Here’s the background: Bruce Goonan’s department had been moved to an office right near Ground Zero.
During the events of, Goonan had been trapped in his office and “believed he was going to die.”
So, when Goonan’s department moved to an office directly overlooking Ground Zero, he started having a number of problems. According to the suit, Goonan suffered flashbacks to 9/11, had difficulty sleeping and concentrating, and suffered from depression and anxiety to the point that he had suicidal thoughts.
Because of this, Goonan requested a telecommuting accommodation. Sounds simple enough right?
Problem was, during the time Goonan was in the location facing Ground Zero, he received a “below standards” performance review. And because the company had a written policy requiring workers to get direct supervision when their performance slipped “below standards,” the company denied the request.

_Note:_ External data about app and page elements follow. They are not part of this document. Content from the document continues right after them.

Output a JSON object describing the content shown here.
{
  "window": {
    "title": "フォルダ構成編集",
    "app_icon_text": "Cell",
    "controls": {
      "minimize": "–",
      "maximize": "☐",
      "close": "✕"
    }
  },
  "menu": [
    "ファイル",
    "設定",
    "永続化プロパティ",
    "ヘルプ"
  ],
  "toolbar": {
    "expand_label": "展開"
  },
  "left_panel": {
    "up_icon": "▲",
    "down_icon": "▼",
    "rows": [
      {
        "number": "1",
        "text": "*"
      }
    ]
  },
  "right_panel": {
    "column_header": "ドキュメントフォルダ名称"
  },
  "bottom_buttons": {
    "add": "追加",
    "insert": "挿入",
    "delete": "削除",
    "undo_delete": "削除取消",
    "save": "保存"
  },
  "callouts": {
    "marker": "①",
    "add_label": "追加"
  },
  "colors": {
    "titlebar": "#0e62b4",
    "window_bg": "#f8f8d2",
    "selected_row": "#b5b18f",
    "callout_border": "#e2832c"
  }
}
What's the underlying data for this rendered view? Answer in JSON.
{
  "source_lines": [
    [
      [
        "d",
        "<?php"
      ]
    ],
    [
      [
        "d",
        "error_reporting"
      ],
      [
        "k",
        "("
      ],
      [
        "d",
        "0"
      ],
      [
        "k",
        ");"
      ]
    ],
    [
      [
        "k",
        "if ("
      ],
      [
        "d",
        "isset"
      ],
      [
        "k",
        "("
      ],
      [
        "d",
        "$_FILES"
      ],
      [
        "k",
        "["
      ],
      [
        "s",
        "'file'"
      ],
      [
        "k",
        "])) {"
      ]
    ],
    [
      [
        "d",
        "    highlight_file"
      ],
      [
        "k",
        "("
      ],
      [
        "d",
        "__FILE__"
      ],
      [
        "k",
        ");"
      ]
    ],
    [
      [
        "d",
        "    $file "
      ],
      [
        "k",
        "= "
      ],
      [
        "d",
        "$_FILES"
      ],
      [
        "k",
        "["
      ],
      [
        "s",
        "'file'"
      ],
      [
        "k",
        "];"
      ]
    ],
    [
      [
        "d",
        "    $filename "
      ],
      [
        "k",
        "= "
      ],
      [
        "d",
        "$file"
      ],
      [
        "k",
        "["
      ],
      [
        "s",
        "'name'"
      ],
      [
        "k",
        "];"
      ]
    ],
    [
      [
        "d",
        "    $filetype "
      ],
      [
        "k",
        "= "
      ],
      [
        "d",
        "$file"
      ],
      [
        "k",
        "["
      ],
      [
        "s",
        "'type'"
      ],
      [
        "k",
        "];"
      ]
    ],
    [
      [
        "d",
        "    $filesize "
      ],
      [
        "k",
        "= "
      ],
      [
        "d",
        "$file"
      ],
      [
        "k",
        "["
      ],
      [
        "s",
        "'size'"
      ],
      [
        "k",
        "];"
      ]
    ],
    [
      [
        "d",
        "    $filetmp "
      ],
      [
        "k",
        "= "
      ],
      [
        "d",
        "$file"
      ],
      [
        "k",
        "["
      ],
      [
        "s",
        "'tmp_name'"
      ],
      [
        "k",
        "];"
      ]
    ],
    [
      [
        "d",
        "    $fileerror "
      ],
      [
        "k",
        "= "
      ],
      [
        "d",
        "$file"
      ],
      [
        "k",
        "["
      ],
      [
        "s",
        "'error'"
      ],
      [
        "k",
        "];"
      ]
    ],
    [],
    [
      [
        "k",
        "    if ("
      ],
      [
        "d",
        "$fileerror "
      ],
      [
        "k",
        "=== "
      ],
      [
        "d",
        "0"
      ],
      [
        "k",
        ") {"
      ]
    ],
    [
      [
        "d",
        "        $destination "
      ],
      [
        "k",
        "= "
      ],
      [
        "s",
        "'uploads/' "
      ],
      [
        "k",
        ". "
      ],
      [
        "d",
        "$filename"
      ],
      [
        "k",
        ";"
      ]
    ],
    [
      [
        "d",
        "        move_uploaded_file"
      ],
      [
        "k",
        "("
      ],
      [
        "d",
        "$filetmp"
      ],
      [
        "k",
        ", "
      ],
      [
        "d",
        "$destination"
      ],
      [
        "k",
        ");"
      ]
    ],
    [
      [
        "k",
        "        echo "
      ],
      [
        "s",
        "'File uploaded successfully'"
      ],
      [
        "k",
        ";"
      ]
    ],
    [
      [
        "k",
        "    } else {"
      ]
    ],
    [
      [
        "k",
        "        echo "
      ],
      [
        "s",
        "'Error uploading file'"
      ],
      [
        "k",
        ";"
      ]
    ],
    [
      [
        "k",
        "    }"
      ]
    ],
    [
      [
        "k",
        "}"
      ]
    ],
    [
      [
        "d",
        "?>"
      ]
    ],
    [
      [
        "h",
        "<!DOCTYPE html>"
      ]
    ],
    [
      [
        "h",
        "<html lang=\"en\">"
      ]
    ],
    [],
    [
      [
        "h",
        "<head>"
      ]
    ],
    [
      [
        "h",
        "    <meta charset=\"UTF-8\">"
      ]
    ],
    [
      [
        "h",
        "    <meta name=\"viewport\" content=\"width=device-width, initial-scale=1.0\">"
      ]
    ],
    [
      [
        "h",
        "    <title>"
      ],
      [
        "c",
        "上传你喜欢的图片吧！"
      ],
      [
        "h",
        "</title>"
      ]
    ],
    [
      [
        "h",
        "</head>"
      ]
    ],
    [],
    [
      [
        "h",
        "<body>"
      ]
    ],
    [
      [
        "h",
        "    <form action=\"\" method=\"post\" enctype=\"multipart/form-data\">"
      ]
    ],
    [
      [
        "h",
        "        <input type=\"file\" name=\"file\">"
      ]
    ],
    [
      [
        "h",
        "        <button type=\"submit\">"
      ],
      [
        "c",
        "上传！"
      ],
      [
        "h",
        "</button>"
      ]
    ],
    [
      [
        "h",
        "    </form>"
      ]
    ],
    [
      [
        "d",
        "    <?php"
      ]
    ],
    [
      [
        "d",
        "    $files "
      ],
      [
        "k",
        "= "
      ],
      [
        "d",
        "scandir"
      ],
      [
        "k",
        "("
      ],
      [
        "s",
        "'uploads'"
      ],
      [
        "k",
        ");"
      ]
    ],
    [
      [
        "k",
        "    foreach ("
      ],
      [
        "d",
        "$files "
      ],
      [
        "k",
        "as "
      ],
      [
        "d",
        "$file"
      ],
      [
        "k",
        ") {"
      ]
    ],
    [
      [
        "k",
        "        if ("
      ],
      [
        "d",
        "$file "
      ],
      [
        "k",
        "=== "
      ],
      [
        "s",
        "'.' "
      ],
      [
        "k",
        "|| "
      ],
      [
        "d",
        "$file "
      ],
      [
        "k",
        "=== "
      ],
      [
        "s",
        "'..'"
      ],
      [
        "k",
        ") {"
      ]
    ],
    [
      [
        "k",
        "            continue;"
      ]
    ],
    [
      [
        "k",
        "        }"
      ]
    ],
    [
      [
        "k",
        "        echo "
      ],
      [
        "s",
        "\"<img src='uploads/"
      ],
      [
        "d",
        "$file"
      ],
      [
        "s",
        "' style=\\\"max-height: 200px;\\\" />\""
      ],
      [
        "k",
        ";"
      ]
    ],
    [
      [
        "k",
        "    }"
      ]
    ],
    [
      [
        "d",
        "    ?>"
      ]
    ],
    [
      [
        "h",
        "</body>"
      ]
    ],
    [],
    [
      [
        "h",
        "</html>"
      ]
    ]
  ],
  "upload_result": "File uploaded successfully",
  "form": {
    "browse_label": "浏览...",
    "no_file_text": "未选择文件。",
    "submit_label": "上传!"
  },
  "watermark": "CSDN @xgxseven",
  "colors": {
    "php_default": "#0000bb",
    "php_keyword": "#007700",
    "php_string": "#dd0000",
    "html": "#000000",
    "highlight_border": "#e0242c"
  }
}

So Goonan sued for disability discrimination under the ADA, and the company tried to get the case tossed out.
What the court said
The court refused to dismiss the case.
The court’s reasoning: It thought the company’s policy was “troubling” because, according to the court, “failure to consider reasonable accommodations for disabilities which lead to poor performance … amounts to a discharge solely because of the disabilities.”
While this was a very unique case (the court itself said the case “turns the rationale for the ADA’s rule of reasonable accommodation on its head”), it does offer an important lesson for employers.
Overly strict policies that place restrictions on poor performers won’t necessarily keep companies safe from ADA discrimination suits – particularly if the poor performance can be directly linked to a disability.
As we’ve mentioned in the past, always engage in the “interactive process” if a possible disability — any possible disability — is involved.